A young Picasso or Beethoven could be the next Edison

Oct 23, 2013
A child who paints has a greater chance of owning a patent or business when he or she grows up, according to new Michigan State University research. Credit: G.L. Kohuth, Michigan State University

Good news for parents: Those pricey piano lessons or random toy parts littering your floors may one day lead to the next scientific breakthrough.

That's according to new Michigan State University research linking childhood participation in arts and crafts activities to patents generated and businesses launched as adults.

In the study, which is published in the most recent edition of the journal Economic Development Quarterly, the researchers defined "childhood" as up to 14 years old.

The team of multidisciplinary researchers studied a group of MSU Honors College graduates from 1990 to 1995 who majored in science, technology, engineering or mathematics, or STEM. They found of that group, those who own businesses or patents received up to eight times more exposure to the arts as children than the general public.

"The most interesting finding was the importance of sustained participation in those activities," said Rex LaMore, director of MSU's Center for Community and Economic Development. "If you started as a young child and continued in your adult years, you're more likely to be an inventor as measured by the number of generated, businesses formed or articles published. And that was something we were surprised to discover."

Musical training seems to be important. The researchers found 93 percent of the STEM graduates reported at some point in their lives, as compared to only 34 percent of average adults, as reported by the National Endowment for the Arts. The STEM graduates also reported higher-than-average involvement in the visual , acting, dance and creative writing.

In addition, those who had been exposed to metal work and electronics during were 42 percent more likely to own a patent than those without exposure, while those involved in architecture were 87.5 percent more likely to form a company. And children with a photography background were 30 percent more likely to have a patent.

Why?

Such activity fosters out-of-the-box thinking, the researchers said. In fact, the group reported using artistic skills – such as analogies, playing, intuition and imagination – to solve complex problems.

"The skills you learn from taking things apart and putting them back together translate into how you look at a product and how it can be improved," said Eileen Roraback, of MSU's Center for Integrative Studies in the Arts and Humanities. "And there's creative writing. In our study, a biologist working in the cancer field, who created a business, said her writing skills helped her to write business plans and win competitions."

The results of the study could be crucial to rebuilding the U.S. economy, the researchers said.

"Inventors are more likely to create high-growth, high-paying jobs in our state, and that's the kind of target we think we should be looking for," LaMore said. "So we better think about how we support artistic capacity, as well as science and math activity, so that we have these outcomes."

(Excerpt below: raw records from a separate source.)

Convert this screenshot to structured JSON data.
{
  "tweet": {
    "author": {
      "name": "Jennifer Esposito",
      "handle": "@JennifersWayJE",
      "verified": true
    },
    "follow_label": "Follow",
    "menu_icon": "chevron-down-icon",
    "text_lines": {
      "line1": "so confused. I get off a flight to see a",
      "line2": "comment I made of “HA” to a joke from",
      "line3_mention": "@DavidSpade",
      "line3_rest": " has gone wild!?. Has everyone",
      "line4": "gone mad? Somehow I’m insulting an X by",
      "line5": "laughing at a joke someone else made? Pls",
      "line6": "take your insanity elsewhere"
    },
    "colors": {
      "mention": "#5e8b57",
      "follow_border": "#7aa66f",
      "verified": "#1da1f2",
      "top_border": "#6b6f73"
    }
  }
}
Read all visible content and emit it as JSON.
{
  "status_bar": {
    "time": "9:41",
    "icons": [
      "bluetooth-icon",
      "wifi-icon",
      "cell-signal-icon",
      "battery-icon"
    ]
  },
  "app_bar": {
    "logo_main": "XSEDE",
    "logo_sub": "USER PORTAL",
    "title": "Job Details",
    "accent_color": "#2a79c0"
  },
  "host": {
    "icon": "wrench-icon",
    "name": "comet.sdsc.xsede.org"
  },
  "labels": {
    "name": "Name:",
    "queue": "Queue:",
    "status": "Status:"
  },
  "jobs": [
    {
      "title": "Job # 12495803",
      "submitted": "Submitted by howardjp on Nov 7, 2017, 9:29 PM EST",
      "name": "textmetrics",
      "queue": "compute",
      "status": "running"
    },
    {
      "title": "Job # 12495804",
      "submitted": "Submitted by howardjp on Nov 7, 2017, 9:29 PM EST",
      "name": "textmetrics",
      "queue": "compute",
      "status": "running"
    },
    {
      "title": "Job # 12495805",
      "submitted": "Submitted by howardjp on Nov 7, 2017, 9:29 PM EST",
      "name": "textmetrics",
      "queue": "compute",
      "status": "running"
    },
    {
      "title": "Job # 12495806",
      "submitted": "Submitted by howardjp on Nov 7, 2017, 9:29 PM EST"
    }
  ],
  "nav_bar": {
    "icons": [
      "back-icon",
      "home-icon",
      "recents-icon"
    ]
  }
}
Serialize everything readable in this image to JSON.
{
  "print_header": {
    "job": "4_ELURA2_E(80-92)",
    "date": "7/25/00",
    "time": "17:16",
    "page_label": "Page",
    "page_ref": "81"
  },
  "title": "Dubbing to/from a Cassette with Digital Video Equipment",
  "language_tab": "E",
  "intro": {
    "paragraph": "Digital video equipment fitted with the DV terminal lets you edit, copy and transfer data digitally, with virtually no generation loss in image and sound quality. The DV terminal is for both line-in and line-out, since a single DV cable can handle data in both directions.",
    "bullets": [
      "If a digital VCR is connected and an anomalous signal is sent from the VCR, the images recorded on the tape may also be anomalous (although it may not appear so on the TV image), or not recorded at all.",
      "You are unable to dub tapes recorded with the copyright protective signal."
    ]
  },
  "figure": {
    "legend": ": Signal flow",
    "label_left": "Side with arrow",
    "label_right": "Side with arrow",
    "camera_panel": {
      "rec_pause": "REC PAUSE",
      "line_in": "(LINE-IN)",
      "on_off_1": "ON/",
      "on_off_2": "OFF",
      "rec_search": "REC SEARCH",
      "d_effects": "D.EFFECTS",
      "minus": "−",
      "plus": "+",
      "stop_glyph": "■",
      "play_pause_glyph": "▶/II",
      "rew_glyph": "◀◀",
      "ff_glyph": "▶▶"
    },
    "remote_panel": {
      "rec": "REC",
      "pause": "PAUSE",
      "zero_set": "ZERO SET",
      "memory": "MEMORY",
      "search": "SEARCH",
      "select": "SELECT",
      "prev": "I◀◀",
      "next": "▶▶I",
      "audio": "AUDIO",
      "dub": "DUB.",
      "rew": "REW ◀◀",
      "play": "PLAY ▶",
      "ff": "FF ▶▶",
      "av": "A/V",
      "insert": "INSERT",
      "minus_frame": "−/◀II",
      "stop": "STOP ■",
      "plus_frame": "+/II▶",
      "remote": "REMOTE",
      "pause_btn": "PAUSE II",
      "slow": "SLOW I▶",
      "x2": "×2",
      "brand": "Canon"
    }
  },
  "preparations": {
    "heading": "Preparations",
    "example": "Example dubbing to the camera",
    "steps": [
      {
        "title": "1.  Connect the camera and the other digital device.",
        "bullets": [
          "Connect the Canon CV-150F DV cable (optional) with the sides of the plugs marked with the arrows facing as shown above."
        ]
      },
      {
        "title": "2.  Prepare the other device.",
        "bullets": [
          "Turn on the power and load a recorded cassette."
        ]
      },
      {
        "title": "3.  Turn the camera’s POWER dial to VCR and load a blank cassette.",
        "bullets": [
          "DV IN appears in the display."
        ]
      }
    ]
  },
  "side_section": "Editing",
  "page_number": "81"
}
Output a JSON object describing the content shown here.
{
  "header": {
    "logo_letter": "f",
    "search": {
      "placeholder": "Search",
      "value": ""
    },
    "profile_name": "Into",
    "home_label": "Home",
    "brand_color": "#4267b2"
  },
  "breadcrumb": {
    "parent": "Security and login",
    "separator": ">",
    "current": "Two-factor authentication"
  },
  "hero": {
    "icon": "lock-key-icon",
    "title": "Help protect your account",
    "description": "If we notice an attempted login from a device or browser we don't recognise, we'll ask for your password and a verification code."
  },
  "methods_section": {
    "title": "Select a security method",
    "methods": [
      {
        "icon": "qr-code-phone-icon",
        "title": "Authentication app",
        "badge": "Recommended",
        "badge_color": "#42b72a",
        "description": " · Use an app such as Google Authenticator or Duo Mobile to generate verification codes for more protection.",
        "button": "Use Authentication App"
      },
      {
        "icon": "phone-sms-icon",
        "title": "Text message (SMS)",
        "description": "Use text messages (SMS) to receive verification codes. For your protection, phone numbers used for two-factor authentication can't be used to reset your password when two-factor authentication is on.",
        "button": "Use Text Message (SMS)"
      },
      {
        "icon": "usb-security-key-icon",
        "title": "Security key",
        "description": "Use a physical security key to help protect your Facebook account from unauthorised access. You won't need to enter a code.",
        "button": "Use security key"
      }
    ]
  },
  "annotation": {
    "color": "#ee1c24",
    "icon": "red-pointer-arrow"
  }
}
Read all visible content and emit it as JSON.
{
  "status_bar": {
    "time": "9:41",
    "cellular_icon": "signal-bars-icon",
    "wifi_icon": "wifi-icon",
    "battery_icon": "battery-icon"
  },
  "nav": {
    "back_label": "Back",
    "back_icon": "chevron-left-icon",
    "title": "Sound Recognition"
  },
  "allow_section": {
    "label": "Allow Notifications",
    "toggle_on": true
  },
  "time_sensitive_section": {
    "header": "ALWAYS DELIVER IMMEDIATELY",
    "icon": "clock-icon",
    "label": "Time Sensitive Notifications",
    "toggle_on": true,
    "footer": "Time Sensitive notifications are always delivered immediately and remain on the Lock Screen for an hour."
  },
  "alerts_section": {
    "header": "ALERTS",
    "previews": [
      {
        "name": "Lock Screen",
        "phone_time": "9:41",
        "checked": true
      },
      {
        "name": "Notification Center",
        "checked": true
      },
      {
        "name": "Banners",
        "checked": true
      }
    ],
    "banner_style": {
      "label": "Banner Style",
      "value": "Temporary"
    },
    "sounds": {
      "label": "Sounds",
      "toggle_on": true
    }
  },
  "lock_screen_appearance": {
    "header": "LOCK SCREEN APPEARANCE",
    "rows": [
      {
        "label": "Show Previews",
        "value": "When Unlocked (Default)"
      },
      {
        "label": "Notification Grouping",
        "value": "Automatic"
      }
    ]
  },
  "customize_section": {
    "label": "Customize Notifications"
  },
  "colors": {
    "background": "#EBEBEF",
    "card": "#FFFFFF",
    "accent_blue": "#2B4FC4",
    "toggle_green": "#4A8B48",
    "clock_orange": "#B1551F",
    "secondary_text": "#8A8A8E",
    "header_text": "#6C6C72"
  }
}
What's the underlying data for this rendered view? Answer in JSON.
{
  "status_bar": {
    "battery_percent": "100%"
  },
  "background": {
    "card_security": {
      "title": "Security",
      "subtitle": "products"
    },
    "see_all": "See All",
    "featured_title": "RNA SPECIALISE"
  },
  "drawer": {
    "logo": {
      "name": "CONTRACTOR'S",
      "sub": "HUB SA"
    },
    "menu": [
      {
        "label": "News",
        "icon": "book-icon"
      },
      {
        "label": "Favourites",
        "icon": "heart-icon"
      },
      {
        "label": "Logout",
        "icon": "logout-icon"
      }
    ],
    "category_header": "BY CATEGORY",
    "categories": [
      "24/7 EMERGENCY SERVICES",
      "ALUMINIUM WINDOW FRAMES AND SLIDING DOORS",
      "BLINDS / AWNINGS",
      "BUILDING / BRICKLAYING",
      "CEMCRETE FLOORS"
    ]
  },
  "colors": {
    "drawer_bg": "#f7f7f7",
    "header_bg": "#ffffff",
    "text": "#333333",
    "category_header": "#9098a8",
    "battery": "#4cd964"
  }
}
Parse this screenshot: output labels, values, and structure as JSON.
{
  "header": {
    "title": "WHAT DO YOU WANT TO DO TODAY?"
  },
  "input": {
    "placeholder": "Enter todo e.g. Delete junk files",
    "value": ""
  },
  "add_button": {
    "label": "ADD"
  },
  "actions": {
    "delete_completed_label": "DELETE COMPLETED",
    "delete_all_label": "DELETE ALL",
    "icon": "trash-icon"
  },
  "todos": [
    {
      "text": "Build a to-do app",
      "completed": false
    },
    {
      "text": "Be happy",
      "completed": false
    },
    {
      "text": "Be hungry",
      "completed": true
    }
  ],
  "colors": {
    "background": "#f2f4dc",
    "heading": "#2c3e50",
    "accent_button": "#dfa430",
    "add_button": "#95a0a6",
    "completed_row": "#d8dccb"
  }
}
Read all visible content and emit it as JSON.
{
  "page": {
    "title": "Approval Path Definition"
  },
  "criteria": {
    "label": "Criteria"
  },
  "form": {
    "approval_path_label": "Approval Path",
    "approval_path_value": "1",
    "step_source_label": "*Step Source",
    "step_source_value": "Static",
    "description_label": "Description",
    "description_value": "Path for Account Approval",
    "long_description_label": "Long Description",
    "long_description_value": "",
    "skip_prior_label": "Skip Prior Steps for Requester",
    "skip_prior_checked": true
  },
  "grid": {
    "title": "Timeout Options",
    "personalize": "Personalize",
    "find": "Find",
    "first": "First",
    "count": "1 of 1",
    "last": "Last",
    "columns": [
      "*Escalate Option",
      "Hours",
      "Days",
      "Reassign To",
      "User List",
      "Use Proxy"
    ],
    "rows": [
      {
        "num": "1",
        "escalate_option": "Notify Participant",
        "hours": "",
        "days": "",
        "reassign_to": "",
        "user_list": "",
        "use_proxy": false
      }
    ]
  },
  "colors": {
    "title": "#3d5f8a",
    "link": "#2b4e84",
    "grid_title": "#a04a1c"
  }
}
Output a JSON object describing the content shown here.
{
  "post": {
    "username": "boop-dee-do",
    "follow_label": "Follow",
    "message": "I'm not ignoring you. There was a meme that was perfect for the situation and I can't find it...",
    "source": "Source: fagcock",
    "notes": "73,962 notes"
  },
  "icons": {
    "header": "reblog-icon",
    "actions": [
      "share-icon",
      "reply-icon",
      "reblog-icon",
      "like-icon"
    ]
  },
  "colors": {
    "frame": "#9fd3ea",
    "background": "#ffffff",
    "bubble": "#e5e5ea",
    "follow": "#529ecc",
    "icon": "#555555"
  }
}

Explore further: Interview blues—anxious, slow talkers often do not get the job

Related Stories

Arts-based activities could help toddlers' development

Jul 04, 2013

(Medical Xpress)—Parents taking part in interactive and arts-related activities with their two and three-year-olds could help promote their happiness and development of everyday skills, a study by researchers ...

Digital tool enhances writing instruction

Nov 08, 2011

Effective writing has never been more important to learning and career opportunities in this 21st century-knowledge economy. But teaching it well challenges schools and universities.

Recommended for you

Accountancy stereotypes add up to stable profession

3 hours ago

The media is littered with celebrity trainers, bakers, nutritionists, even gardeners. But, one profession is always missing from the roster - the celebrity accountant. The reason is most likely due to the negative stereotypes ...

Volunteers not safe from workplace bullying

4 hours ago

Despite the charitable nature of volunteering, new research from Murdoch University and Edith Cowan University has found one in three volunteers can experience workplace bullying.

The problem with solitary confinement

4 hours ago

It's a practice that has been in the news since the Ashley Smith case first made headlines and, last week, the Ontario government announced it had launched a review of its solitary confinement policies.

User comments : 1

Adjust slider to filter visible comments by rank

Display comments: newest first

L_Joyce
not rated yet Oct 23, 2013
Perhaps, but they're also indicative of involved parenting, which is likewise statistically associated with successful careers.

Please sign in to add a comment. Registration is free, and takes less than a minute. Read more

Click here to reset your password.
Sign in to get notified via email when new comments are made.